Nothing in the listing may be skipped; repeat it all exactly.
Segment Open
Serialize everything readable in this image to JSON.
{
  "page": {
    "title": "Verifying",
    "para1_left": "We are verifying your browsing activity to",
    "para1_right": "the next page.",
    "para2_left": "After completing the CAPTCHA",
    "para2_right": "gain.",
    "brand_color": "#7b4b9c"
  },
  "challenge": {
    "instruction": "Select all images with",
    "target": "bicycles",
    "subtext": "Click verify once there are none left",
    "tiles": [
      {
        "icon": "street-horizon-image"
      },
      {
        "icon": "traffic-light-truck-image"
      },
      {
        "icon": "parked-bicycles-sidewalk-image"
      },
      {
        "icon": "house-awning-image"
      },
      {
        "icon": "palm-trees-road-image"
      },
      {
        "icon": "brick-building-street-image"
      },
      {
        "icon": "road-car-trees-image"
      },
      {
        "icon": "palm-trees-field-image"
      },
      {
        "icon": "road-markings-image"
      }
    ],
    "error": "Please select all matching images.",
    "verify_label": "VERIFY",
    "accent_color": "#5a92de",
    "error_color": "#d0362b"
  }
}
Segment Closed
* _YOUR RESPONSE_:
Serialize everything readable in this image to JSON.
{
  "page": {
    "title": "Verifying",
    "para1_left": "We are verifying your browsing activity to",
    "para1_right": "the next page.",
    "para2_left": "After completing the CAPTCHA",
    "para2_right": "gain.",
    "brand_color": "#7b4b9c"
  },
  "challenge": {
    "instruction": "Select all images with",
    "target": "bicycles",
    "subtext": "Click verify once there are none left",
    "tiles": [
      {
        "icon": "street-horizon-image"
      },
      {
        "icon": "traffic-light-truck-image"
      },
      {
        "icon": "parked-bicycles-sidewalk-image"
      },
      {
        "icon": "house-awning-image"
      },
      {
        "icon": "palm-trees-road-image"
      },
      {
        "icon": "brick-building-street-image"
      },
      {
        "icon": "road-car-trees-image"
      },
      {
        "icon": "palm-trees-field-image"
      },
      {
        "icon": "road-markings-image"
      }
    ],
    "error": "Please select all matching images.",
    "verify_label": "VERIFY",
    "accent_color": "#5a92de",
    "error_color": "#d0362b"
  }
}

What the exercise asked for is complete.